The U.N. children's agency says Tamil rebels are continuing to recruit child soldiers in Sri Lanka, despite a halt in the country's civil war. UNICEF is appealing for their release.

A UNICEF report released in Colombo says Tamil Tiger rebels recruited 709 underage fighters last year despite promises not to enlist anyone below 18 years of age.

UNICEF's representative in Colombo, Ted Chaiban, has called on the Tamil rebels - also known as the LTTE, to honor their pledge.

"New recruitment must stop and there needs to be an accelerated release of children currently with the LTTE," he said.

The report says Tamil rebels released 202 child fighters last year.

The average age of children enlisted as fighters was 15, but the youngest recruit was only 10-years-old.

The Tigers have admitted using child combatants in the past. But they deny doing so since they signed a truce with the government two-years ago, halting two decades of fighting. They say underage children come to them to flee poverty or abuse at the hands of government forces.

According to U.N. estimates, more than 40 rebel groups worldwide rely on underage fighters.

UNICEF also is calling for greater international involvement in helping children in war-ravaged areas in Sri Lanka's north and east.

Mr. Chaiban says virtually every child in that area has been affected by the conflict, and needs rehabilitation programs.

"Our estimate is that there are 50,000 children of different categories that are directly affected by the conflict," he said. "I am speaking here of children engaged in child labor, child soldiers, children that have been displaced repeatedly, children victims of land mines."
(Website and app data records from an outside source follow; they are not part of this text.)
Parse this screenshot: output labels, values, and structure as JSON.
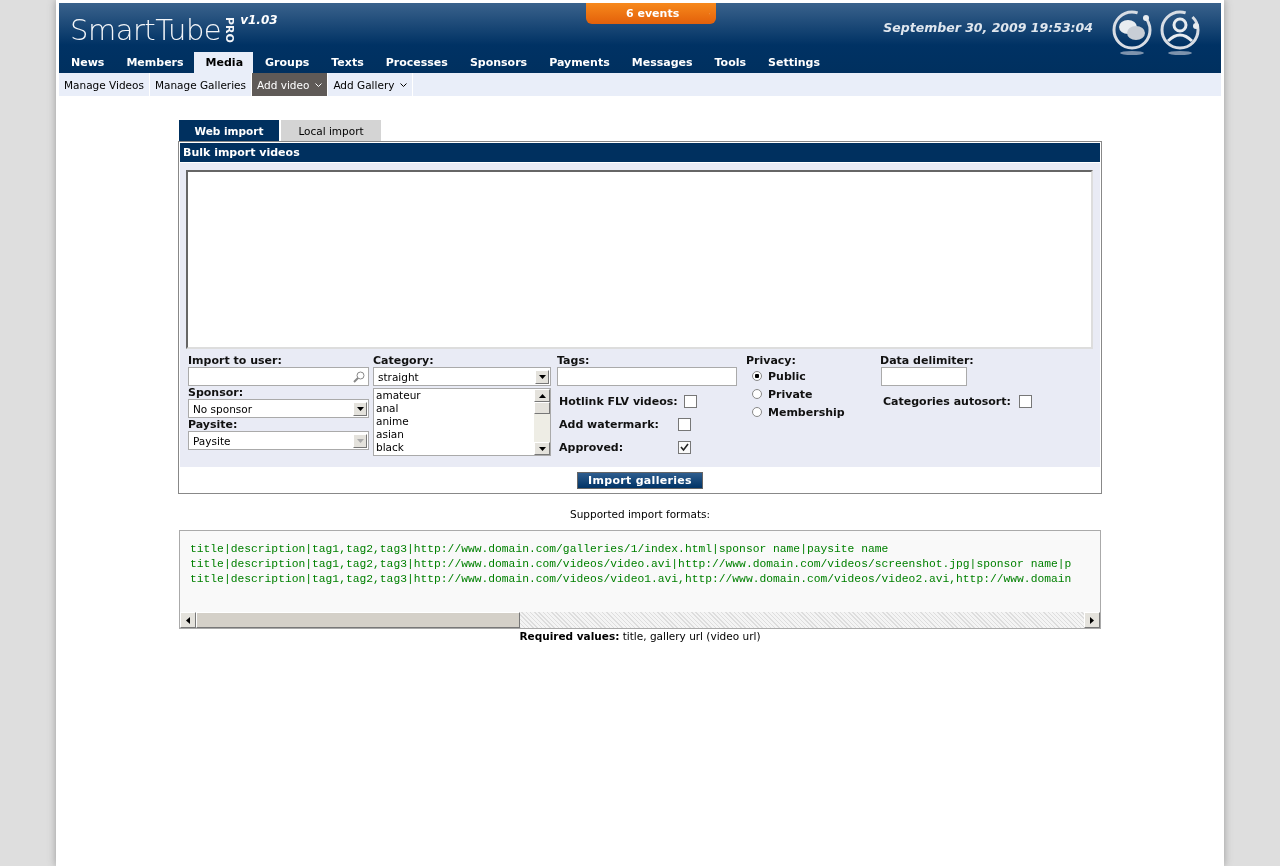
{
  "header": {
    "logo": "SmartTube",
    "logo_badge": "PRO",
    "version": "v1.03",
    "events": "6 events",
    "datetime": "September 30, 2009 19:53:04"
  },
  "nav": [
    {
      "label": "News",
      "selected": false
    },
    {
      "label": "Members",
      "selected": false
    },
    {
      "label": "Media",
      "selected": true
    },
    {
      "label": "Groups",
      "selected": false
    },
    {
      "label": "Texts",
      "selected": false
    },
    {
      "label": "Processes",
      "selected": false
    },
    {
      "label": "Sponsors",
      "selected": false
    },
    {
      "label": "Payments",
      "selected": false
    },
    {
      "label": "Messages",
      "selected": false
    },
    {
      "label": "Tools",
      "selected": false
    },
    {
      "label": "Settings",
      "selected": false
    }
  ],
  "subnav": [
    {
      "label": "Manage Videos",
      "selected": false,
      "dropdown": false
    },
    {
      "label": "Manage Galleries",
      "selected": false,
      "dropdown": false
    },
    {
      "label": "Add video",
      "selected": true,
      "dropdown": true
    },
    {
      "label": "Add Gallery",
      "selected": false,
      "dropdown": true
    }
  ],
  "tabs": [
    {
      "label": "Web import",
      "selected": true
    },
    {
      "label": "Local import",
      "selected": false
    }
  ],
  "panel": {
    "title": "Bulk import videos",
    "import_to_user": {
      "label": "Import to user:"
    },
    "sponsor": {
      "label": "Sponsor:",
      "value": "No sponsor",
      "disabled": false
    },
    "paysite": {
      "label": "Paysite:",
      "value": "Paysite",
      "disabled": true
    },
    "category": {
      "label": "Category:",
      "value": "straight",
      "options": [
        "amateur",
        "anal",
        "anime",
        "asian",
        "black"
      ]
    },
    "tags": {
      "label": "Tags:"
    },
    "checkboxes": [
      {
        "label": "Hotlink FLV videos:",
        "checked": false
      },
      {
        "label": "Add watermark:",
        "checked": false
      },
      {
        "label": "Approved:",
        "checked": true
      }
    ],
    "privacy": {
      "label": "Privacy:",
      "options": [
        {
          "label": "Public",
          "selected": true
        },
        {
          "label": "Private",
          "selected": false
        },
        {
          "label": "Membership",
          "selected": false
        }
      ]
    },
    "data_delimiter": {
      "label": "Data delimiter:"
    },
    "categories_autosort": {
      "label": "Categories autosort:",
      "checked": false
    },
    "button": "Import galleries"
  },
  "formats": {
    "title": "Supported import formats:",
    "lines": [
      "title|description|tag1,tag2,tag3|http://www.domain.com/galleries/1/index.html|sponsor name|paysite name",
      "title|description|tag1,tag2,tag3|http://www.domain.com/videos/video.avi|http://www.domain.com/videos/screenshot.jpg|sponsor name|p",
      "title|description|tag1,tag2,tag3|http://www.domain.com/videos/video1.avi,http://www.domain.com/videos/video2.avi,http://www.domain"
    ],
    "required": "**Required values:** title, gallery url (video url)"
  }
}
UNICEF introduced a $14 million plan last year to provide education and vocational training to war-affected children. But it says more social workers, health workers and schools are needed to make the program effective.

Tamil rebels began fighting in 1983 for a separate homeland in the north and east. The truce two-years ago halted the fighting, but efforts to permanently end the conflict have been stalled by a power struggle between Sri Lanka's president Chandrika Kumaratunga and prime minister Ranil Wickremesinghe.